EXERCISE AIM:
Search the data for the word "icon" and copy each line that has it.

── MATERIAL PROVIDED

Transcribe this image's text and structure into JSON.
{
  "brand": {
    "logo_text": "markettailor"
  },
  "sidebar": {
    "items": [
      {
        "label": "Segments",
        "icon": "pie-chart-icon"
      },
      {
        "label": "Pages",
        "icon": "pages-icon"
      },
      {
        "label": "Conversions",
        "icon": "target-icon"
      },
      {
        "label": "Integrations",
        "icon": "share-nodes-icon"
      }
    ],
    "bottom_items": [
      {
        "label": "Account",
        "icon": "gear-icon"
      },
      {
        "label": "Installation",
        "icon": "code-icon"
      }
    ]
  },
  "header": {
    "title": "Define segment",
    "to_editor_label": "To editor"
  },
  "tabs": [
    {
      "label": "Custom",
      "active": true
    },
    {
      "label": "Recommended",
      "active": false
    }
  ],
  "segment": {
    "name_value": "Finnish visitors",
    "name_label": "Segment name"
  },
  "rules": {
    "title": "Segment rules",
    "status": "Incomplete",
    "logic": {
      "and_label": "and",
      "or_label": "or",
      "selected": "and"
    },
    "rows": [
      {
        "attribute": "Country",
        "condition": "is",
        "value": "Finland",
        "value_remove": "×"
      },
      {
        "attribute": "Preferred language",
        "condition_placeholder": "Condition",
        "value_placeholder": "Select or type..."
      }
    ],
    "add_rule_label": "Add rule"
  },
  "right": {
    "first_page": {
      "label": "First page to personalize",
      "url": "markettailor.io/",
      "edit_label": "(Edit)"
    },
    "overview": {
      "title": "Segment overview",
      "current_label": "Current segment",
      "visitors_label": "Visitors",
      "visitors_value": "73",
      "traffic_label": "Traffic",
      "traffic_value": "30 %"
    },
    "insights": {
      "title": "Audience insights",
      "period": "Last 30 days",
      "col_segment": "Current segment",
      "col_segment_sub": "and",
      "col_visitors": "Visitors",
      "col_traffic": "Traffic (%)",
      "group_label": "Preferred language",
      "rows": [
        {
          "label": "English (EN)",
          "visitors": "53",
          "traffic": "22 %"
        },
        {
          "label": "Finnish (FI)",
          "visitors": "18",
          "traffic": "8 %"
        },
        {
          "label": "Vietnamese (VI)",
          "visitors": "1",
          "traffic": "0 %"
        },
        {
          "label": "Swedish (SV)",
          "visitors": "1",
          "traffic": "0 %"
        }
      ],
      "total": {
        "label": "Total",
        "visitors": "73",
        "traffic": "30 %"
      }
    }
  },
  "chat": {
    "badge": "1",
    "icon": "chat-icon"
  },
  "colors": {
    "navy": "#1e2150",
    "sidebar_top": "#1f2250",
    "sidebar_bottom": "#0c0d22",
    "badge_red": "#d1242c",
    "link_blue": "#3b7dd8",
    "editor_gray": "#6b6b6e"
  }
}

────
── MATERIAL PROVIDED

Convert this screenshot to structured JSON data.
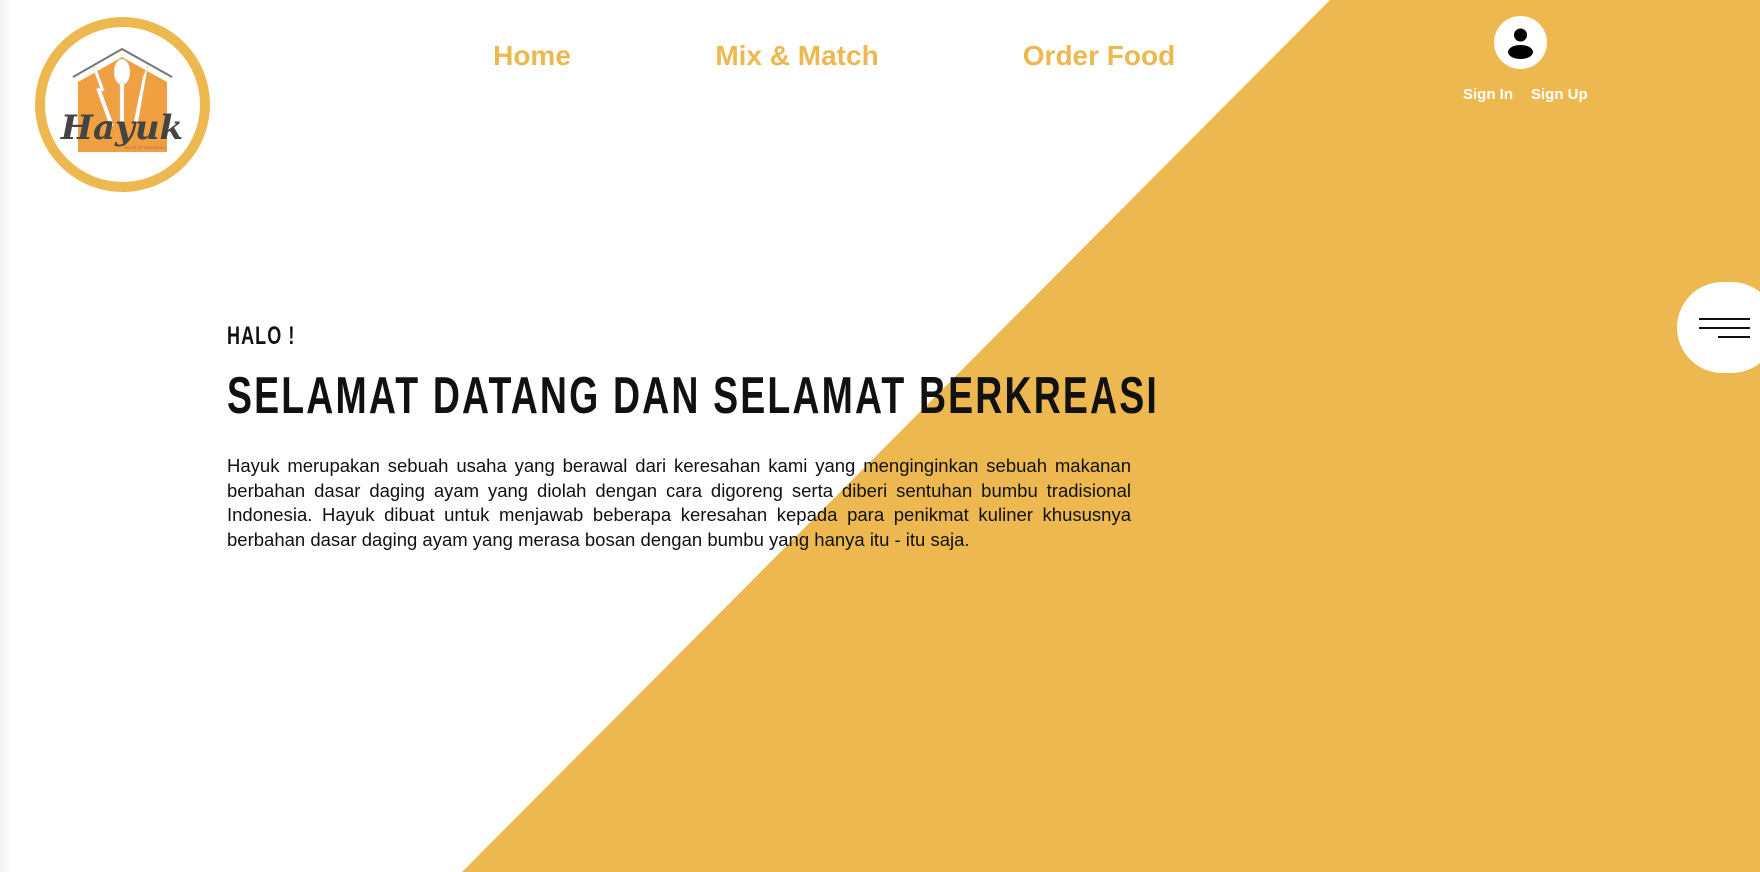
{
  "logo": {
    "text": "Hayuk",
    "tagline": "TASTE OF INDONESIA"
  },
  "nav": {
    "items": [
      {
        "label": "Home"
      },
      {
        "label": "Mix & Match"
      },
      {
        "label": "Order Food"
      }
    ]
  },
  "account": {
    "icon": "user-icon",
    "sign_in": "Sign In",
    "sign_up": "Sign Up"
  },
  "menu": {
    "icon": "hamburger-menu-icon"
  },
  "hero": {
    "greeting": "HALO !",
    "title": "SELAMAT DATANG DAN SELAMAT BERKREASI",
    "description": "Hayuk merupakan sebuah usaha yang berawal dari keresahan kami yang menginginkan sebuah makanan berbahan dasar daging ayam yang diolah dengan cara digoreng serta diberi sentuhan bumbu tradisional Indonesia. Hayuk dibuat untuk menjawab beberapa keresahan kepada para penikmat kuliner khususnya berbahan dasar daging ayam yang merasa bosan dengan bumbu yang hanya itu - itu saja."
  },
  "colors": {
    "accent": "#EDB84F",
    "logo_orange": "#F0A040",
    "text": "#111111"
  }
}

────

WRITTEN RESPONSE:
        "icon": "pie-chart-icon"
        "icon": "pages-icon"
        "icon": "target-icon"
        "icon": "share-nodes-icon"
        "icon": "gear-icon"
        "icon": "code-icon"
    "icon": "chat-icon"
    "icon": "user-icon",
    "icon": "hamburger-menu-icon"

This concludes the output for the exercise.